The tragic plight of Karna
Text & pics: Hareesh N Nampoothiri

June 15, 2014

‘Karna Sapatham’ by Mali Madhavan Nair is one of the most successful Kathakali plays in the modern age. Karna is the protagonist here and his encounter with Kunthi before the battle of Kurukshetra, forms the crux of the play. Drisyavedi recently staged the play here in Thiruvananthapuram, as their evening Kathakali program for the month of June and it was Kalamandalam Shanmukhadas and RLV Radhakrishnan, who played the roles of Karna and Kunthi respectively. The role of Karna, often handled by the doyens in the field, was equally safe in the hands of Shanmukhadas, an actor from the young generation.

The first part of the play largely relies on the actor who plays the role of Bhanumathi, the wife of King Duryodhana, who is afraid of her husband's fate in the battle of Kurukshetra. Margi Sukumaran did the role of Bhanumathi but hardly made an attempt to bring some life into the character. Kalanilayam Vinod, who played the part of Duryodhana, also couldn't do much to save the scene and that segment ended up a soulless affair.

Duryodhana & Dussasana

Kunthi & Karna

At this time, Karna comes in and upon request of Duryodhana, he tries to instill some courage in Bhanumathi to take away her worries. Though he succeeds in bringing back the smile on Bhanumathi's face, he finds himself worried, the reason being his doubts on his birth and parents. Kalamandalam Shanmukhadas took a different approach here, as he made his entry itself with a subdued face, reflecting the conflicts in the mind of Karna. It was in total contrast with the usual practice of Karna entering with a face showing full of valor. He chose to portray two incidents in the life of Karna before moving on to Enthiha Manmanase..., the famous padam in raga Hindolam. The first one described how Karna got confused seeing the troubled face of Kunthi, while he once passed the palanquin carrying Kunthi by chance. The other one was how he ended up receiving the curse from Parasurama, as the sage identified him as a Kshatriya. While these are oft-seen narrations, the crisp but sweeping approach of Shanmukhadas made them captivating.

In the latter part of the play, Kunthi arrives to meet Karna and requests him to join the Pandavas. The furious reaction of Karna forces Kunthi to reveal the truth about his parentage. While Kunthi does not want to see him in the battlefield against Pandavas, Karna makes it clear that he cannot leave Duryodhana who had made his life meaningful all along. However, Karna gives his word to Kunthi that he will not kill the Pandavas with the exception of Arjuna. While RLV Radhakrishnan as Kunthi did fairly well, his act lacked substance to make it something notable. He intentionally or unintentionally mimics the much famed style of Kottakal Sivaraman, which often shadows his own capabilities as an actor. Shanmukhadas appeared almost clueless at the departure of Kunthi, while Radhakrishnan stretched it more than what was expected. A better rapport between the actors could have saved the scene from this awkwardness.

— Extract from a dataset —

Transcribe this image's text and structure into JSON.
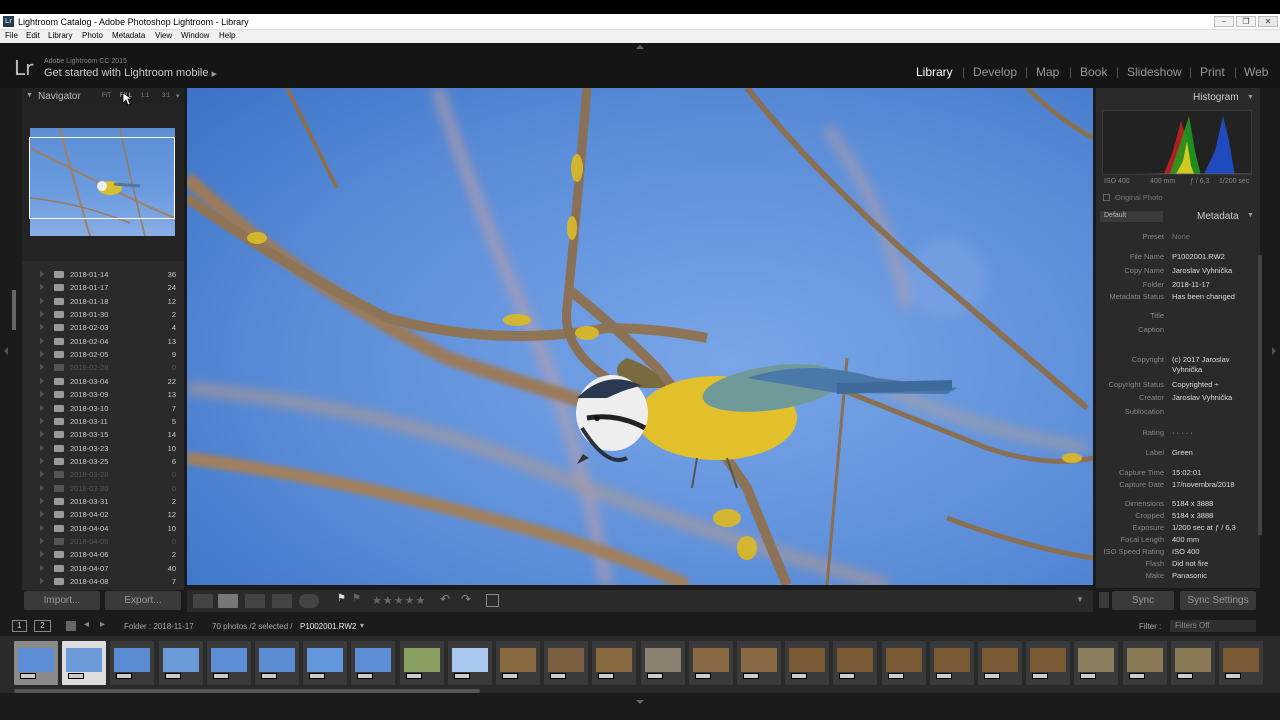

The climax of the play is when Dussasana informs Duryodhana about Karna's meeting with Kunthi and the vow that Karna takes to win back the faith and friendship of Duryodhana. These scenes are often presented in a fast forward mode skipping most of the lyrics and same thing happened here as well. May be a little more serious approach is required towards the end to bring out the true gist of the scene as imagined by the playwright. Dussasana in Karna Sapatham makes only guest appearances and Kalamandalam Parthasarathy's red-beard character looked elegant on stage.

The main vocalist Kalamandalam Jayaprakash was not at his best to begin with but came back well in the middle with his soulful rendering. Sreerag Varma could have done better as the supporting vocalist. Kottakal Prasad on chenda and Kalanilayam Manoj on maddalam were impressive and did well in following the actors’ gestures and steps. The chutty (facial make-up) by Margi Raveendran and the costumes arranged by Margi were also equally good. Putting it all together, the rasikas were not at a loss here but also it was not the best 'Karna Sapatham' we get to see these days.

Hareesh N Nampoothiri is a visual design consultant by profession and a lover of classical art forms. Being an ardent follower of Kathakali, he conceptualized and directed a documentary on Kathakali titled 'Thouryathrikam,' which introduces the nuances of Kathakali to the common man. Writing and photography are his other passions.